Carol Jane Remsburg
Every spring we expect the renewal of life; it's just that the delivery often comes with surprises. The gentle rain, the warming of the sun, and the breezes that softly caress us are welcome enough. Everything of the plant variety bursts forth with near violent greening. The birds and the bees have already been busy for weeks in their twitterpation. So, too, have our animal life. I found out—again—this afternoon.
Saturdays usually find me in the normal mode of weekly cleaning and dealing with the extra loads of linens for the laundry. But now that warmer weather has arrived yard care is also a priority. I had finished up the house in record time and paused over just what to do next. When summer actually arrives I certainly won't be mowing the grass, or crabgrass in our case, at high noon or shortly afterward. You just can't because it's too hot. But those steamy days haven't arrived yet so I filled up the tank and turned the key. This year the battery and the tires are all in working order so all I had to do was ride.
Lucky for me, most all the grass can be cut on that aging, coughing, grumbling lawn tractor—because I put in that extra effort to trim as I go. What doesn't get cut is left to the man of the house with his—aging, coughing, and grumbling gas-powered trimmer.
I had nearly finished weaving in and out of that line of cedar trees that dot our property line between my neighbor's yard and mine out front—right up to the mailbox. I had made two passes and was coming back when something moved. It was something very small. I had uncovered a baby bunny burrow. I diverted the mower and hie-tailed it into the back yard. I was so afraid that I'd hurt them but I didn't dare look. I had to allow time for the commotion to die down. I finished up the back yard with my mind full of the babies. I rushed. I hurried. Most of all I worried.
As I drove the old mower back into the garage and shut it off, I found myself scared to go back. I wondered what carnage I'd wrought. Would I see a massacre in the aftermath of those roaring, rumbling blades? Had they limped out into the road where the traffic would surely smash them? A hundred more thoughts, none good, flickered through my mind as I went back to face what I feared was a slaughter of innocents.

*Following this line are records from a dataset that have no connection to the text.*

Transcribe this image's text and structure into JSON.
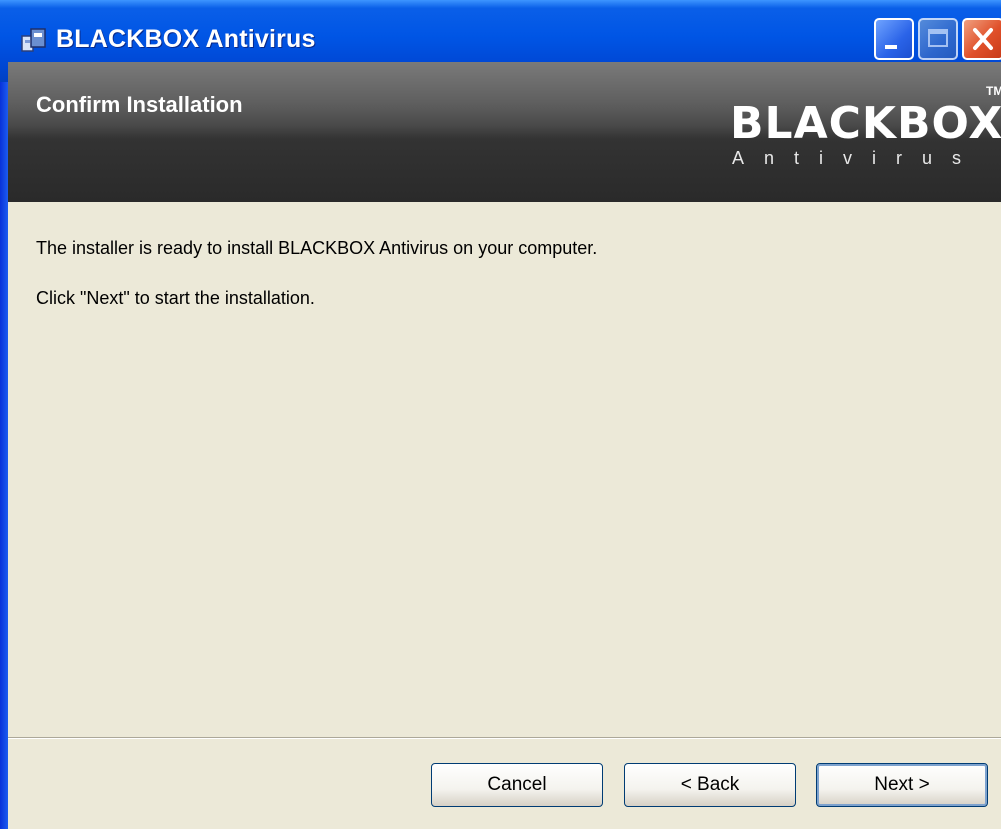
{
  "window": {
    "title": "BLACKBOX Antivirus",
    "controls": [
      "minimize-icon",
      "maximize-icon",
      "close-icon"
    ]
  },
  "banner": {
    "title": "Confirm Installation",
    "brand": "BLACKBOX",
    "brand_tm": "TM",
    "brand_sub": "Antivirus"
  },
  "content": {
    "line1": "The installer is ready to install BLACKBOX Antivirus on your computer.",
    "line2": "Click \"Next\" to start the installation."
  },
  "buttons": {
    "cancel": "Cancel",
    "back": "< Back",
    "next": "Next >"
  },
  "colors": {
    "titlebar": "#0055e5",
    "banner": "#3a3a3a",
    "dialog_bg": "#ece9d8"
  }
}
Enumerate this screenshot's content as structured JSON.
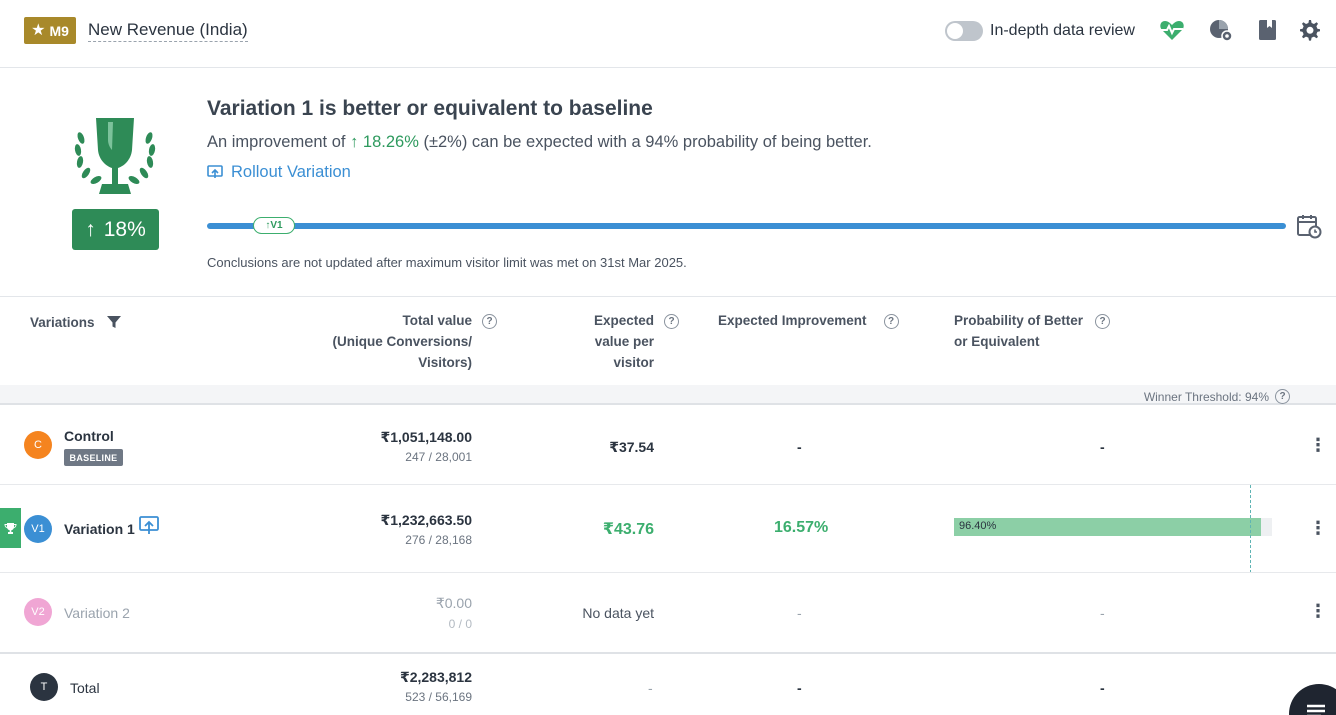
{
  "header": {
    "badge": "M9",
    "title": "New Revenue (India)",
    "toggle_label": "In-depth data review",
    "icons": [
      "star-icon",
      "heart-pulse-icon",
      "pie-chart-settings-icon",
      "book-icon",
      "gear-icon"
    ]
  },
  "summary": {
    "headline": "Variation 1 is better or equivalent to baseline",
    "sub_prefix": "An improvement of ",
    "sub_arrow": "↑",
    "sub_value": "18.26%",
    "sub_suffix": " (±2%) can be expected with a 94% probability of being better.",
    "rollout_label": "Rollout Variation",
    "lift_badge": "18%",
    "lift_arrow": "↑",
    "progress_pill": "↑V1",
    "conclusion": "Conclusions are not updated after maximum visitor limit was met on 31st Mar 2025."
  },
  "table": {
    "headers": {
      "variations": "Variations",
      "total_value_1": "Total value",
      "total_value_2": "(Unique Conversions/",
      "total_value_3": "Visitors)",
      "expected_1": "Expected",
      "expected_2": "value per",
      "expected_3": "visitor",
      "improvement": "Expected Improvement",
      "probability_1": "Probability of Better",
      "probability_2": "or Equivalent",
      "help": "?"
    },
    "winner_threshold": "Winner Threshold: 94%",
    "rows": [
      {
        "avatar": "C",
        "name": "Control",
        "tag": "BASELINE",
        "total": "₹1,051,148.00",
        "sub": "247 / 28,001",
        "expected": "₹37.54",
        "improvement": "-",
        "probability": "-"
      },
      {
        "avatar": "V1",
        "name": "Variation 1",
        "total": "₹1,232,663.50",
        "sub": "276 / 28,168",
        "expected": "₹43.76",
        "improvement": "16.57%",
        "probability": "96.40%",
        "probability_value": 96.4
      },
      {
        "avatar": "V2",
        "name": "Variation 2",
        "total": "₹0.00",
        "sub": "0 / 0",
        "expected": "No data yet",
        "improvement": "-",
        "probability": "-"
      }
    ],
    "total": {
      "avatar": "T",
      "name": "Total",
      "total": "₹2,283,812",
      "sub": "523 / 56,169",
      "expected": "-",
      "improvement": "-",
      "probability": "-"
    }
  },
  "colors": {
    "badge": "#a8892a",
    "green": "#2e8b57",
    "blue": "#3b8fd4",
    "control": "#f5841f",
    "variation1": "#3b8fd4",
    "variation2": "#f0a6d4",
    "total": "#2b3440"
  }
}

My pace slowed to a crawl and I held my breath as I approached that shallow depression. They were all there—all eight of them. Apparently the baby that had struggled out had made its way back. There they lay all snug and warm—but exposed.
I was stunned. So grateful was I to find them safe I froze. I knew what I had to do but I couldn't move yet—something else was niggling in the back of my conscious. My most urgent thought was to recover them as gently as possible with as much dried grass as I could gather without touching most of it. I didn't want to leave my scent on the grass and make Momma bunny abandon them.
CAMERA!!! The word screamed through my mind. I had to get a picture of this before I recovered them and allowed them back into hiding, back into their natural state. I ran back into the house and fumbled with full disks until I found one with 3 shots left. Erin came running to see.
Her first instinct was to touch, nuzzle, and cuddle these delicately beautiful babies. I couldn't allow it. She could "see" but not touch and "we" couldn't remain. So I snapped my pix and then gently covered the dozing babes with as much dried grass as was there previously being careful not to put my "human" scent of much of it. We retreated back into the house and kept well away from them.
The borning of new life in any of its varieties is always a miracle. Whether it's baby bunnies, kittens, puppies, or even—God forbid—snakes, it is still a wonder. Today was a further miracle of salvation. I surely didn't provide it, but I'm awfully grateful that it happened.
So the next time you feel jaded or bored, don't be surprised when nature pulls you up short. Miracles happen every day. We just have to learn to be open to them.